# DATA IN THIS EXERCISE
....

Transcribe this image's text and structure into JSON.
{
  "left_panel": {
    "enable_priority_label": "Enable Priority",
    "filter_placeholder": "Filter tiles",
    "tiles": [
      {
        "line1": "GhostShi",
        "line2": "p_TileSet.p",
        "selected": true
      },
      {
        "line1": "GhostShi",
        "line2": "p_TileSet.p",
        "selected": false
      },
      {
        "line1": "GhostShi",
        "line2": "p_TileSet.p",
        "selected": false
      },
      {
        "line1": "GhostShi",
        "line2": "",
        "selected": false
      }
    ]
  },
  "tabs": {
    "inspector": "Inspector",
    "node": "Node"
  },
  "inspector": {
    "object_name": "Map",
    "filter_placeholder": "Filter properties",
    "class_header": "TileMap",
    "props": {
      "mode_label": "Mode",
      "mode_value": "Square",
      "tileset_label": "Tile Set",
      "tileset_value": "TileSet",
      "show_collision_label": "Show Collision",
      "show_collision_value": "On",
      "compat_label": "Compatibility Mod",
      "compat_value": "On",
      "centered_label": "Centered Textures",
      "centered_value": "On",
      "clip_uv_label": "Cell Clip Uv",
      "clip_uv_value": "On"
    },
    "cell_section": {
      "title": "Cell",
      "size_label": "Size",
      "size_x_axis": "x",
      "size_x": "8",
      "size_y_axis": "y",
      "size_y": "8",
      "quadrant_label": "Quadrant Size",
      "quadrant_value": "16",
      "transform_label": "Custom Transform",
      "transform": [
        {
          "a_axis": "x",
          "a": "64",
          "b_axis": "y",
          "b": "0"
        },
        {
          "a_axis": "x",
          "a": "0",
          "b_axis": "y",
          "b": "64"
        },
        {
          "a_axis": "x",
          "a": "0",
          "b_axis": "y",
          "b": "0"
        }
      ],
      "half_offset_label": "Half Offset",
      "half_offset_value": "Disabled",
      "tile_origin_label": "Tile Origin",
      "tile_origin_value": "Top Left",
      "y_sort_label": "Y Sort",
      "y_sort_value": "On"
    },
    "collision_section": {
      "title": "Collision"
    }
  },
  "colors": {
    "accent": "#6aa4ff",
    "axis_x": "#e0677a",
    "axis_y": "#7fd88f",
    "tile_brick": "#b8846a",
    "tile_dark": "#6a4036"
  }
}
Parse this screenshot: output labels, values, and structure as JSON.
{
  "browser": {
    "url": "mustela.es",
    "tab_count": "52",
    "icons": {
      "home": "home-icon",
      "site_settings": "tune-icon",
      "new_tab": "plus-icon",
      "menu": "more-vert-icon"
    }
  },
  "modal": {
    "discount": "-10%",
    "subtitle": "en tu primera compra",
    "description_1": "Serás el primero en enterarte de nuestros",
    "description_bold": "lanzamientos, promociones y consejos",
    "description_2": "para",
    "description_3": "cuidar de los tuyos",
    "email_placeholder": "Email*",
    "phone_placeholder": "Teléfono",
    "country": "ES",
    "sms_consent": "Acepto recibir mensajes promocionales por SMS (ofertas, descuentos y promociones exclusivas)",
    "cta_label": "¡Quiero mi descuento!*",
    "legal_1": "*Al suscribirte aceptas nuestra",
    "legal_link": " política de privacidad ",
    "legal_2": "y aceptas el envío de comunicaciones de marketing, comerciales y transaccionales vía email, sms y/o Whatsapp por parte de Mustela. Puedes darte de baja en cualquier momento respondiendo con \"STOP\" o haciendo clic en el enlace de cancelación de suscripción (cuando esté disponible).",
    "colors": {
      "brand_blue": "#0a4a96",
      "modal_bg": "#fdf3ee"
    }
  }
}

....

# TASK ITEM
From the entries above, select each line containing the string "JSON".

# ANSWER TO THE EXERCISE
Transcribe this image's text and structure into JSON.
Parse this screenshot: output labels, values, and structure as JSON.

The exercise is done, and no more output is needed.